The 1,100-patient Pfizer-sponsored REACH-OUT study reveals that a “patient-focused, physician-implemented coronary heart disease risk evaluation and communication programme” significantly lowered the risk of CHD by 11.7%, compared to usual care.

The trial randomised physicians into two and the first doctors, “the communication programme” group, provided their patients with an evaluation using the well-known Framingham 10-year “risk calculator”, which assesses characteristics that contribute to CHD, including hypertension, high blood pressure, high cholesterol, smoking, diabetes, obesity, family history, gender and age. They educated them about their results and informed them of strategies to control their risk of CHD over a six-month period.

The control group were not provided with risk evaluation and they received usual care and both sets of patients received cardiovascular drugs during the study in accordance with the physician's clinical judgment. The study found that the communication programme group showed a 20mmHg reduction in systolic blood pressure, versus a 15mmHg fall in the usual care group, while 'bad’ low-density lipoprotein cholesterol was lowered by 10% and 7%, respectively. 25% of the first group reached both their target blood pressure and LDL cholesterol goals, versus 14% in the second.

“It is crucial to educate patients about their cardiovascular risk,” said Leif Erhardt, professor of Cardiology at Lund University in Sweden. However, in addition, the risk needs to be addressed “through more aggressive treatment, including drug therapy that can treat multiple risk factors.”

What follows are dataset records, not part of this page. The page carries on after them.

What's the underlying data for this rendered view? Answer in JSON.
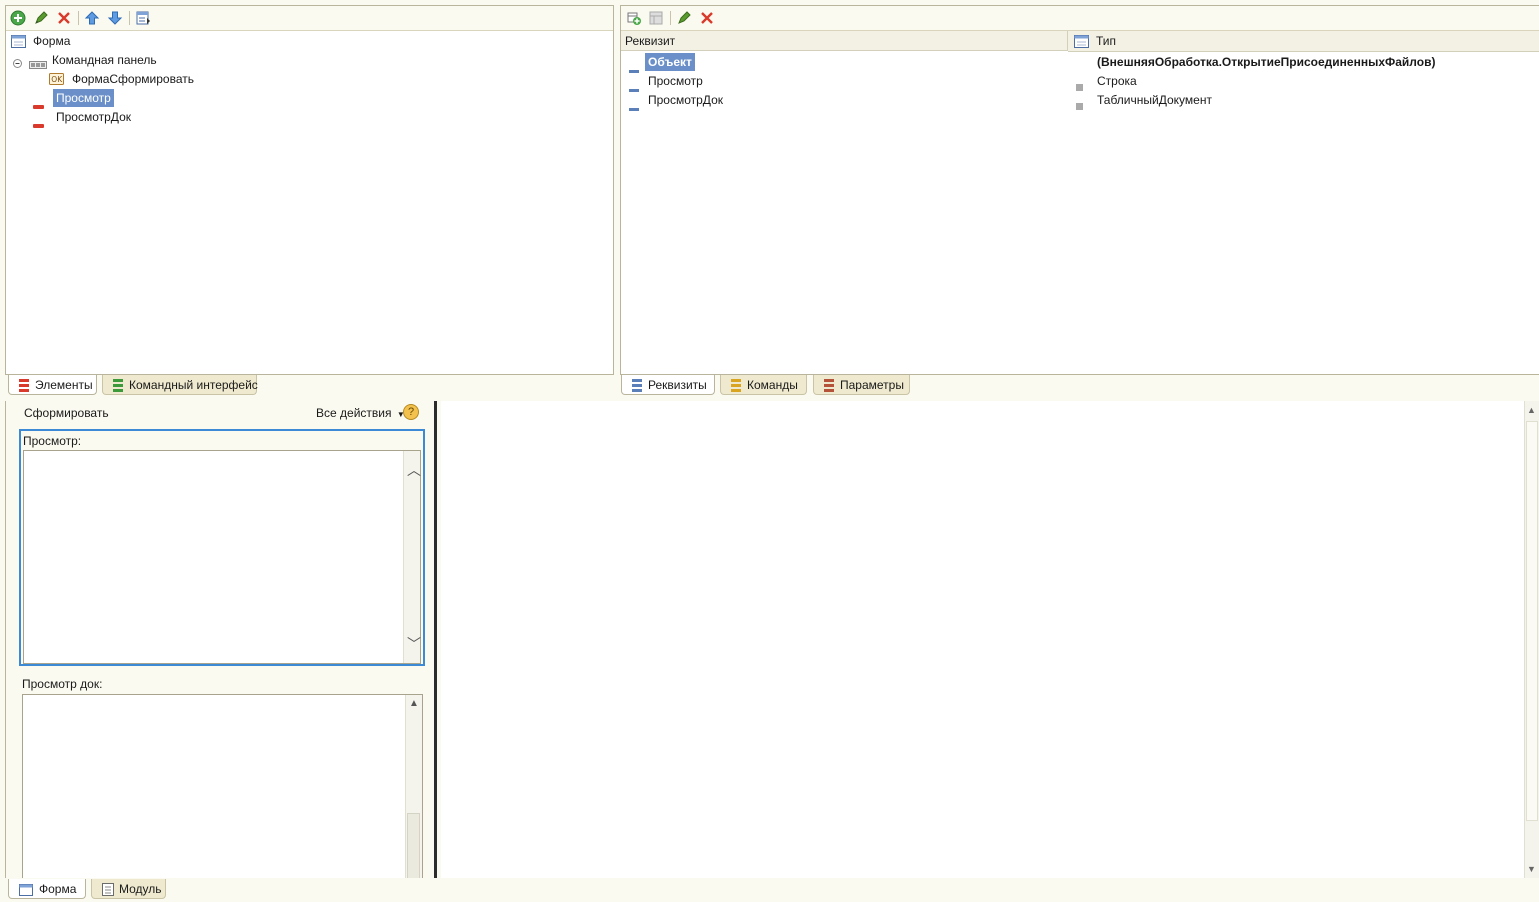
{
  "left_tree": {
    "items": [
      {
        "label": "Форма"
      },
      {
        "label": "Командная панель"
      },
      {
        "label": "ФормаСформировать"
      },
      {
        "label": "Просмотр"
      },
      {
        "label": "ПросмотрДок"
      }
    ]
  },
  "left_tabs": [
    {
      "label": "Элементы"
    },
    {
      "label": "Командный интерфейс"
    }
  ],
  "right_table": {
    "col_attr": "Реквизит",
    "col_type": "Тип",
    "rows": [
      {
        "name": "Объект",
        "type": "(ВнешняяОбработка.ОткрытиеПрисоединенныхФайлов)"
      },
      {
        "name": "Просмотр",
        "type": "Строка"
      },
      {
        "name": "ПросмотрДок",
        "type": "ТабличныйДокумент"
      }
    ]
  },
  "right_tabs": [
    {
      "label": "Реквизиты"
    },
    {
      "label": "Команды"
    },
    {
      "label": "Параметры"
    }
  ],
  "preview": {
    "command_button": "Сформировать",
    "all_actions": "Все действия",
    "help": "?",
    "field1_label": "Просмотр:",
    "field2_label": "Просмотр док:"
  },
  "bottom_tabs": [
    {
      "label": "Форма"
    },
    {
      "label": "Модуль"
    }
  ],
  "colors": {
    "selection": "#6b90c9",
    "focus_border": "#3c8ad6",
    "delete_red": "#d93a2b",
    "add_green": "#3c9a3a"
  }
}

Pfizer's medical director, Jan Buch, said that these results suggest that when physicians inform their patients of their CV risk as part of their overall treatment regimen, the risk of cardiovascular events may be significantly reduced. “However, the 11.7% risk reduction did not normalise the patient risk, so additional measures to improve the therapy are needed," he added.